● **PROMPT**
For the data that follows, give the number of lines in which "repos" appears. Add nothing to it.

● **MATERIAL TO PROCESS**
=======
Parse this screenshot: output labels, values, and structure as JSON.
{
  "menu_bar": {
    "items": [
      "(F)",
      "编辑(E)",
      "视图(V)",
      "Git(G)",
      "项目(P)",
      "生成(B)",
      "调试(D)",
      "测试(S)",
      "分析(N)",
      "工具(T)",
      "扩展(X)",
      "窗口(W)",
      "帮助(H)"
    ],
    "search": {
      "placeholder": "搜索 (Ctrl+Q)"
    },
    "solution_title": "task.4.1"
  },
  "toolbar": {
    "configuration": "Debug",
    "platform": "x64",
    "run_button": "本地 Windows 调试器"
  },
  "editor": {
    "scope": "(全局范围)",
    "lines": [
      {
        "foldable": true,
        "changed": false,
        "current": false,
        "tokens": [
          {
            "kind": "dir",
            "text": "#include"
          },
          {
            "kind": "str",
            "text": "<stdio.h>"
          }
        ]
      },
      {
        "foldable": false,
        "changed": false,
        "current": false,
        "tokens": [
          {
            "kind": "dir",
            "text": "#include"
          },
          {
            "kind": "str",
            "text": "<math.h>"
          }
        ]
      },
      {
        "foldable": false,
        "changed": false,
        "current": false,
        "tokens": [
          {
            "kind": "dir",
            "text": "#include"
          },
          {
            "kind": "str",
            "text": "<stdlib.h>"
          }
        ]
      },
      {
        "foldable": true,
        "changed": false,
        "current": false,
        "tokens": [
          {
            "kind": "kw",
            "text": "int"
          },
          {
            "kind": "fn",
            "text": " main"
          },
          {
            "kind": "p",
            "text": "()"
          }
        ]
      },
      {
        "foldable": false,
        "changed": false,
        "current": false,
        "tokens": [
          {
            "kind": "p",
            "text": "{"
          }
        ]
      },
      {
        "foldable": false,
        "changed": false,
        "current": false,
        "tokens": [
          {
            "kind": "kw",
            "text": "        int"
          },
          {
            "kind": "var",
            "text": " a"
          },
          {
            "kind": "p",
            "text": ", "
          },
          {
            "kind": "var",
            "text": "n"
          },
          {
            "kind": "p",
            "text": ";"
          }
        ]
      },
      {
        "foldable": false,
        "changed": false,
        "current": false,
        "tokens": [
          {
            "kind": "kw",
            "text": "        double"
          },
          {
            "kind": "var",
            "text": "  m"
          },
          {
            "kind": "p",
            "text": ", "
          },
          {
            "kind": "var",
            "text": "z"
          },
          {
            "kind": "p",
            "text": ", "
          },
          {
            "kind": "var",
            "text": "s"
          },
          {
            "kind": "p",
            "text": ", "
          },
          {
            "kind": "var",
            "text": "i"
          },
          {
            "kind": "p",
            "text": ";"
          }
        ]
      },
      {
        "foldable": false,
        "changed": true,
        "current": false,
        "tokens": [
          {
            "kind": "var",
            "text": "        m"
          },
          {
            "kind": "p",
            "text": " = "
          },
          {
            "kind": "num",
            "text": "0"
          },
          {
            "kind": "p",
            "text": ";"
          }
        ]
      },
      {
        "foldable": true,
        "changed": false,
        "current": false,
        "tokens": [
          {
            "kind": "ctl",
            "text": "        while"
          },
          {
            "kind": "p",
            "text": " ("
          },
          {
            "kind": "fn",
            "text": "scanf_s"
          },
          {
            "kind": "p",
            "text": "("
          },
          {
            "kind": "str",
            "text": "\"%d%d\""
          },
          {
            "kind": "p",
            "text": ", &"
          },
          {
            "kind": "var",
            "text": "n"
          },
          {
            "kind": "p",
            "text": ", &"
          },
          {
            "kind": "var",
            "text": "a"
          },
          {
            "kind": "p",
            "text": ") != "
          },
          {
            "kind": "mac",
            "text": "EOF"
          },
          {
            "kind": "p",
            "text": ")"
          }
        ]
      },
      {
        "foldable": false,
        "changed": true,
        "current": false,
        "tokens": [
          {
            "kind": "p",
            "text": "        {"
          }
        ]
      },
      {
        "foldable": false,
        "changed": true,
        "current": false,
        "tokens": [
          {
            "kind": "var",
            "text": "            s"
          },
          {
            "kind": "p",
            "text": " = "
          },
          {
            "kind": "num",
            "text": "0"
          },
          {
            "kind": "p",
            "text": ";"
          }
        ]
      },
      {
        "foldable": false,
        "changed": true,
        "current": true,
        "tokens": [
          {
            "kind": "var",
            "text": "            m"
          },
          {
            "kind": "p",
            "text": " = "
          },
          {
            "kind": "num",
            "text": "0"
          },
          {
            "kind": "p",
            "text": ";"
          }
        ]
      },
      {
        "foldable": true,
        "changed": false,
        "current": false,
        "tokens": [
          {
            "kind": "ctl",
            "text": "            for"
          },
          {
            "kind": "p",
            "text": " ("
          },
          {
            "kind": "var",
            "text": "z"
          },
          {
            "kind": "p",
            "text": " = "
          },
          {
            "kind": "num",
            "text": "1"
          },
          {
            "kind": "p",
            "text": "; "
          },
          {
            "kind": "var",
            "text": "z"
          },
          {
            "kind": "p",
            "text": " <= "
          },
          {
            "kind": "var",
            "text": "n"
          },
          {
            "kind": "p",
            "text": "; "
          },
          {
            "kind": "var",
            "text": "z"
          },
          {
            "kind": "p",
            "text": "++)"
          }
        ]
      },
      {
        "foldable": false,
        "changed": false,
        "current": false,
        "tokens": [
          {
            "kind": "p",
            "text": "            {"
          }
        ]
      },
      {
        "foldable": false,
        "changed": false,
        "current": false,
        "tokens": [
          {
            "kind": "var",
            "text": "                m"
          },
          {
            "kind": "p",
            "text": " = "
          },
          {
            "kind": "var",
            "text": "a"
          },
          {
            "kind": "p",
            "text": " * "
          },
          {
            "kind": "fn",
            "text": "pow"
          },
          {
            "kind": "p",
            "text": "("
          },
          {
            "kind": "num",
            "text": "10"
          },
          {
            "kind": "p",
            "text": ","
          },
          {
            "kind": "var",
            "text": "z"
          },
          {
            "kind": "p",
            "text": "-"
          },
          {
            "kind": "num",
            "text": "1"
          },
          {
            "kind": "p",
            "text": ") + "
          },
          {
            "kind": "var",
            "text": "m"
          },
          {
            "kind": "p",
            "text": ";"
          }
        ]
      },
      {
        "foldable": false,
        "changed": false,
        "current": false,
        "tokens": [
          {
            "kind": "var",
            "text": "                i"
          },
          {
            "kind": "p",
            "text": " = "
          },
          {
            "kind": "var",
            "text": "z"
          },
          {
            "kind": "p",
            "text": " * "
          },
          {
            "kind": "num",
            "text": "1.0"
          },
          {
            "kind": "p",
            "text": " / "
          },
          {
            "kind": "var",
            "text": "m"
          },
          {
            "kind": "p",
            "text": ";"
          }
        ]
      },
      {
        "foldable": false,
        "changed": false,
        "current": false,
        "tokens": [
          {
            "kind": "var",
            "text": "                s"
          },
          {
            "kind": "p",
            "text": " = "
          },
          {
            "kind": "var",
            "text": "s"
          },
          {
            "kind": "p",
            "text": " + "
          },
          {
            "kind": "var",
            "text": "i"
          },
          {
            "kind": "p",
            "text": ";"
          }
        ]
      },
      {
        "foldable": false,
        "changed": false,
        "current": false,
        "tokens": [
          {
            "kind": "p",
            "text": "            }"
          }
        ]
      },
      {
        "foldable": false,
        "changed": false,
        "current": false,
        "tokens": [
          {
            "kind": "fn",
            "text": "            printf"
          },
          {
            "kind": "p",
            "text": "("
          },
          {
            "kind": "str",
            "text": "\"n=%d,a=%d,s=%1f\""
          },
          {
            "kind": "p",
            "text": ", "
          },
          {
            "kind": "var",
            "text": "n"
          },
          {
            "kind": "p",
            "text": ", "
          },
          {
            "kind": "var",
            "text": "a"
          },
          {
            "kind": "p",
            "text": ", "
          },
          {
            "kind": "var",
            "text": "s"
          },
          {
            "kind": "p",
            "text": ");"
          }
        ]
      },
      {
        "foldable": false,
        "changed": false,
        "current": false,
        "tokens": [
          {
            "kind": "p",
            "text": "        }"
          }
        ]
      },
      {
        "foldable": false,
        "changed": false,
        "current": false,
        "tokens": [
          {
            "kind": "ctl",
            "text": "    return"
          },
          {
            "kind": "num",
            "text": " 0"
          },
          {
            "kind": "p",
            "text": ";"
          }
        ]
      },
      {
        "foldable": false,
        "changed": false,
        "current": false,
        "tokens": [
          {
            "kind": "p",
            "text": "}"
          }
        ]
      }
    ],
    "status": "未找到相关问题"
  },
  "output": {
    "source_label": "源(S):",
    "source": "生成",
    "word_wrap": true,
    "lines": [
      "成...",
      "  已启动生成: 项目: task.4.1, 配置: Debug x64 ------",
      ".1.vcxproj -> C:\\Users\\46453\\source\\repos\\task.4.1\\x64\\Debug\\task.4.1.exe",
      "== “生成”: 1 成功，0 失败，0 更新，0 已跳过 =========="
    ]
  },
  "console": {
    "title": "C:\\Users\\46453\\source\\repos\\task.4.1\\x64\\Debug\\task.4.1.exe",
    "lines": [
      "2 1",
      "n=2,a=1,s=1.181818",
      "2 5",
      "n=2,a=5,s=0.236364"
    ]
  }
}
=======
● **TASK OUTPUT**
2